**Task to carry out**.
What is needed is an exact repeat of the entries, with no pictures in it.
* * * * * * * * *
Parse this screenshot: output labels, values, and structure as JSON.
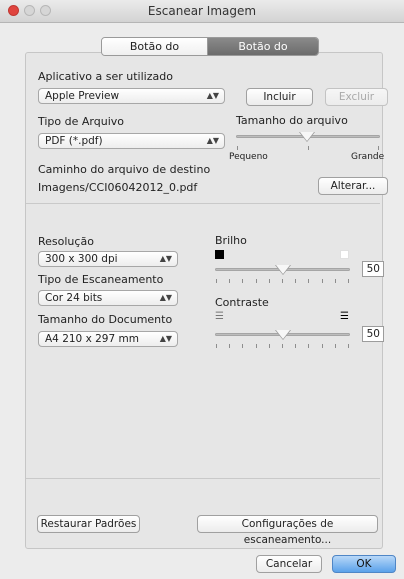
{
  "window": {
    "title": "Escanear Imagem"
  },
  "tabs": {
    "software": "Botão do Software",
    "device": "Botão do Aparelho"
  },
  "app": {
    "label": "Aplicativo a ser utilizado",
    "selected": "Apple Preview",
    "include": "Incluir",
    "delete": "Excluir"
  },
  "filetype": {
    "label": "Tipo de Arquivo",
    "selected": "PDF (*.pdf)"
  },
  "filesize": {
    "label": "Tamanho do arquivo",
    "min_label": "Pequeno",
    "max_label": "Grande",
    "level": 0.5
  },
  "dest": {
    "label": "Caminho do arquivo de destino",
    "path": "Imagens/CCI06042012_0.pdf",
    "change": "Alterar..."
  },
  "resolution": {
    "label": "Resolução",
    "selected": "300 x 300 dpi"
  },
  "scantype": {
    "label": "Tipo de Escaneamento",
    "selected": "Cor 24 bits"
  },
  "docsize": {
    "label": "Tamanho do Documento",
    "selected": "A4 210 x 297 mm"
  },
  "brightness": {
    "label": "Brilho",
    "value": "50"
  },
  "contrast": {
    "label": "Contraste",
    "value": "50"
  },
  "buttons": {
    "restore": "Restaurar Padrões",
    "scan_settings": "Configurações de escaneamento...",
    "cancel": "Cancelar",
    "ok": "OK"
  },
  "colors": {
    "close": "#e0443e",
    "default_button": "#5aa1ea",
    "selected_tab": "#7a7a7a"
  }
}
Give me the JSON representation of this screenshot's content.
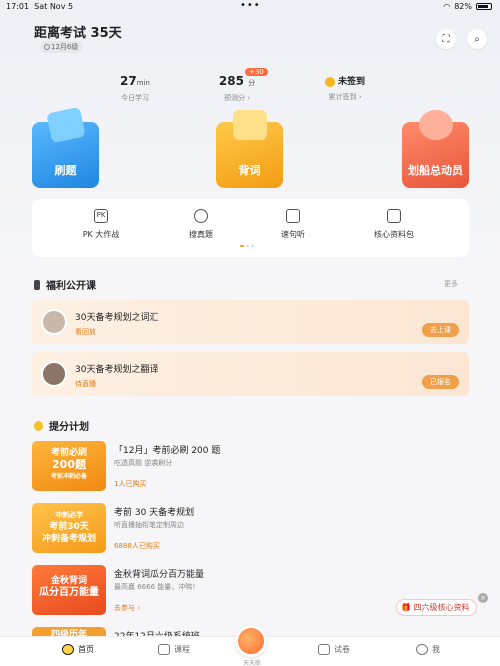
{
  "status_bar": {
    "time": "17:01",
    "date": "Sat Nov 5",
    "dots": "•••",
    "battery": "82%"
  },
  "header": {
    "title": "距离考试 35天",
    "chip": "12月6级"
  },
  "icons": {
    "scan": "scan-icon",
    "search": "search-icon"
  },
  "stats": [
    {
      "value": "27",
      "unit": "min",
      "label": "今日学习"
    },
    {
      "value": "285",
      "unit": "分",
      "badge": "+30",
      "label": "预测分 ›"
    },
    {
      "value": "未签到",
      "unit": "",
      "label": "累计签到 ›"
    }
  ],
  "big_buttons": [
    {
      "label": "刷题",
      "color": "#2f9ae8"
    },
    {
      "label": "背词",
      "color": "#f4a623"
    },
    {
      "label": "划船总动员",
      "color": "#f06a4a"
    }
  ],
  "grid": [
    {
      "label": "PK 大作战",
      "icon": "pk-icon"
    },
    {
      "label": "搜真题",
      "icon": "search-icon"
    },
    {
      "label": "速句听",
      "icon": "radio-icon"
    },
    {
      "label": "核心资料包",
      "icon": "folder-icon"
    }
  ],
  "sections": {
    "welfare": "福利公开课",
    "more": "更多",
    "plan": "提分计划"
  },
  "courses": [
    {
      "title": "30天备考规划之词汇",
      "status": "看回放",
      "button": "去上课"
    },
    {
      "title": "30天备考规划之翻译",
      "status": "待直播",
      "button": "已报名"
    }
  ],
  "plans": [
    {
      "thumb_lines": [
        "考前必刷",
        "200题",
        "考前冲刺必备"
      ],
      "thumb_color": "#f59a23",
      "title": "「12月」考前必刷 200 题",
      "subtitle": "吃透真题 逆袭刷分",
      "bought": "1人已购买"
    },
    {
      "thumb_lines": [
        "冲刺必学",
        "考前30天",
        "冲刺备考规划"
      ],
      "thumb_color": "#f5a623",
      "title": "考前 30 天备考规划",
      "subtitle": "听直播抽衔笔定制周边",
      "bought": "6888人已购买"
    },
    {
      "thumb_lines": [
        "金秋背词",
        "瓜分百万能量"
      ],
      "thumb_color": "#f0582c",
      "title": "金秋背词瓜分百万能量",
      "subtitle": "最高赢 6666 能量，冲鸭！",
      "bought": "去参与 ›"
    },
    {
      "thumb_lines": [
        "四级历年"
      ],
      "thumb_color": "#f3a02e",
      "title": "22年12月六级系统班",
      "subtitle": "",
      "bought": ""
    }
  ],
  "float": {
    "label": "四六级核心资料",
    "close": "×"
  },
  "tabbar": [
    {
      "label": "首页",
      "icon": "home-icon",
      "active": true
    },
    {
      "label": "课程",
      "icon": "video-icon",
      "active": false
    },
    {
      "label": "天天练",
      "icon": "practice-icon",
      "active": false
    },
    {
      "label": "试卷",
      "icon": "paper-icon",
      "active": false
    },
    {
      "label": "我",
      "icon": "user-icon",
      "active": false
    }
  ]
}
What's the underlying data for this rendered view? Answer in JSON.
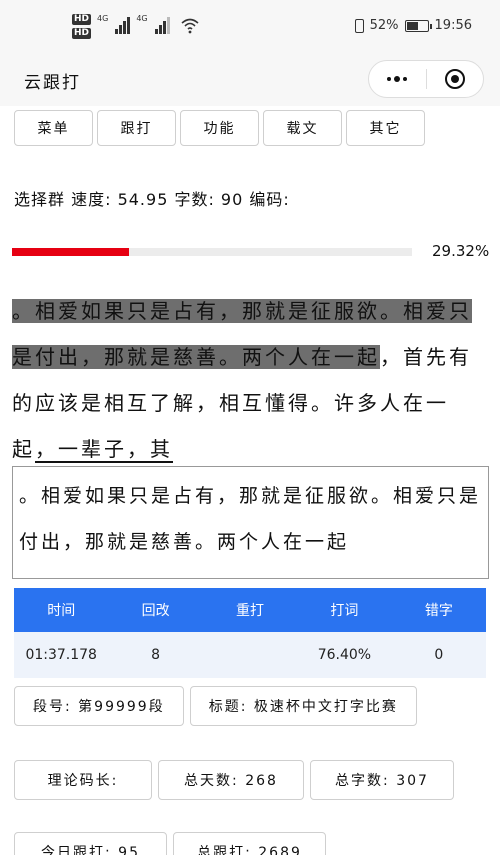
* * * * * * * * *
**Completed task**.
Parse this screenshot: output labels, values, and structure as JSON.
{
  "window": {
    "title": "Escanear Imagem"
  },
  "tabs": {
    "software": "Botão do Software",
    "device": "Botão do Aparelho"
  },
  "app": {
    "label": "Aplicativo a ser utilizado",
    "selected": "Apple Preview",
    "include": "Incluir",
    "delete": "Excluir"
  },
  "filetype": {
    "label": "Tipo de Arquivo",
    "selected": "PDF (*.pdf)"
  },
  "filesize": {
    "label": "Tamanho do arquivo",
    "min_label": "Pequeno",
    "max_label": "Grande",
    "level": 0.5
  },
  "dest": {
    "label": "Caminho do arquivo de destino",
    "path": "Imagens/CCI06042012_0.pdf",
    "change": "Alterar..."
  },
  "resolution": {
    "label": "Resolução",
    "selected": "300 x 300 dpi"
  },
  "scantype": {
    "label": "Tipo de Escaneamento",
    "selected": "Cor 24 bits"
  },
  "docsize": {
    "label": "Tamanho do Documento",
    "selected": "A4 210 x 297 mm"
  },
  "brightness": {
    "label": "Brilho",
    "value": "50"
  },
  "contrast": {
    "label": "Contraste",
    "value": "50"
  },
  "buttons": {
    "restore": "Restaurar Padrões",
    "scan_settings": "Configurações de escaneamento...",
    "cancel": "Cancelar",
    "ok": "OK"
  },
  "colors": {
    "close": "#e0443e",
    "default_button": "#5aa1ea",
    "selected_tab": "#7a7a7a"
  }
}
Give me the JSON representation of this screenshot's content.
{
  "status_bar": {
    "time": "17:01",
    "date": "Sat Nov 5",
    "dots": "•••",
    "battery": "82%"
  },
  "header": {
    "title": "距离考试 35天",
    "chip": "12月6级"
  },
  "icons": {
    "scan": "scan-icon",
    "search": "search-icon"
  },
  "stats": [
    {
      "value": "27",
      "unit": "min",
      "label": "今日学习"
    },
    {
      "value": "285",
      "unit": "分",
      "badge": "+30",
      "label": "预测分 ›"
    },
    {
      "value": "未签到",
      "unit": "",
      "label": "累计签到 ›"
    }
  ],
  "big_buttons": [
    {
      "label": "刷题",
      "color": "#2f9ae8"
    },
    {
      "label": "背词",
      "color": "#f4a623"
    },
    {
      "label": "划船总动员",
      "color": "#f06a4a"
    }
  ],
  "grid": [
    {
      "label": "PK 大作战",
      "icon": "pk-icon"
    },
    {
      "label": "搜真题",
      "icon": "search-icon"
    },
    {
      "label": "速句听",
      "icon": "radio-icon"
    },
    {
      "label": "核心资料包",
      "icon": "folder-icon"
    }
  ],
  "sections": {
    "welfare": "福利公开课",
    "more": "更多",
    "plan": "提分计划"
  },
  "courses": [
    {
      "title": "30天备考规划之词汇",
      "status": "看回放",
      "button": "去上课"
    },
    {
      "title": "30天备考规划之翻译",
      "status": "待直播",
      "button": "已报名"
    }
  ],
  "plans": [
    {
      "thumb_lines": [
        "考前必刷",
        "200题",
        "考前冲刺必备"
      ],
      "thumb_color": "#f59a23",
      "title": "「12月」考前必刷 200 题",
      "subtitle": "吃透真题 逆袭刷分",
      "bought": "1人已购买"
    },
    {
      "thumb_lines": [
        "冲刺必学",
        "考前30天",
        "冲刺备考规划"
      ],
      "thumb_color": "#f5a623",
      "title": "考前 30 天备考规划",
      "subtitle": "听直播抽衔笔定制周边",
      "bought": "6888人已购买"
    },
    {
      "thumb_lines": [
        "金秋背词",
        "瓜分百万能量"
      ],
      "thumb_color": "#f0582c",
      "title": "金秋背词瓜分百万能量",
      "subtitle": "最高赢 6666 能量，冲鸭！",
      "bought": "去参与 ›"
    },
    {
      "thumb_lines": [
        "四级历年"
      ],
      "thumb_color": "#f3a02e",
      "title": "22年12月六级系统班",
      "subtitle": "",
      "bought": ""
    }
  ],
  "float": {
    "label": "四六级核心资料",
    "close": "×"
  },
  "tabbar": [
    {
      "label": "首页",
      "icon": "home-icon",
      "active": true
    },
    {
      "label": "课程",
      "icon": "video-icon",
      "active": false
    },
    {
      "label": "天天练",
      "icon": "practice-icon",
      "active": false
    },
    {
      "label": "试卷",
      "icon": "paper-icon",
      "active": false
    },
    {
      "label": "我",
      "icon": "user-icon",
      "active": false
    }
  ]
}
What's the underlying data for this rendered view? Answer in JSON.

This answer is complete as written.